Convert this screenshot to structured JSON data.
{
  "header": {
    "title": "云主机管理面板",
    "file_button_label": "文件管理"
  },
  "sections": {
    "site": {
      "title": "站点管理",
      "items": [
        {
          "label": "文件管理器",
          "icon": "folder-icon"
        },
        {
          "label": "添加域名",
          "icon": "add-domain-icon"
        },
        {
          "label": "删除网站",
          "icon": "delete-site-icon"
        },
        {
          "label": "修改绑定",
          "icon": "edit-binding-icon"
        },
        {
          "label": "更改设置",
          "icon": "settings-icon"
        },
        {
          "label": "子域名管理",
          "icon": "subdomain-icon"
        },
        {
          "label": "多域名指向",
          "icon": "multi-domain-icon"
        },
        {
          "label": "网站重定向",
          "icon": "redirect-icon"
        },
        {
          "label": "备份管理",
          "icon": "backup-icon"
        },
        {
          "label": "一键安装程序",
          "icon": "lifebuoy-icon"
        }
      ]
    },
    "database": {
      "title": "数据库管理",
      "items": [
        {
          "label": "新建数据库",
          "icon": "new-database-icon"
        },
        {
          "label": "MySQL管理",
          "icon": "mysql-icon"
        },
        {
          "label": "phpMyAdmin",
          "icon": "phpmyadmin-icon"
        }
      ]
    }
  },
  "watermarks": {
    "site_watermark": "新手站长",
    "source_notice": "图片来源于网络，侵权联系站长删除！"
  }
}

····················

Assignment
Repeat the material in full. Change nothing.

Task solution
Convert this screenshot to structured JSON data.
{
  "header": {
    "title": "云主机管理面板",
    "file_button_label": "文件管理"
  },
  "sections": {
    "site": {
      "title": "站点管理",
      "items": [
        {
          "label": "文件管理器",
          "icon": "folder-icon"
        },
        {
          "label": "添加域名",
          "icon": "add-domain-icon"
        },
        {
          "label": "删除网站",
          "icon": "delete-site-icon"
        },
        {
          "label": "修改绑定",
          "icon": "edit-binding-icon"
        },
        {
          "label": "更改设置",
          "icon": "settings-icon"
        },
        {
          "label": "子域名管理",
          "icon": "subdomain-icon"
        },
        {
          "label": "多域名指向",
          "icon": "multi-domain-icon"
        },
        {
          "label": "网站重定向",
          "icon": "redirect-icon"
        },
        {
          "label": "备份管理",
          "icon": "backup-icon"
        },
        {
          "label": "一键安装程序",
          "icon": "lifebuoy-icon"
        }
      ]
    },
    "database": {
      "title": "数据库管理",
      "items": [
        {
          "label": "新建数据库",
          "icon": "new-database-icon"
        },
        {
          "label": "MySQL管理",
          "icon": "mysql-icon"
        },
        {
          "label": "phpMyAdmin",
          "icon": "phpmyadmin-icon"
        }
      ]
    }
  },
  "watermarks": {
    "site_watermark": "新手站长",
    "source_notice": "图片来源于网络，侵权联系站长删除！"
  }
}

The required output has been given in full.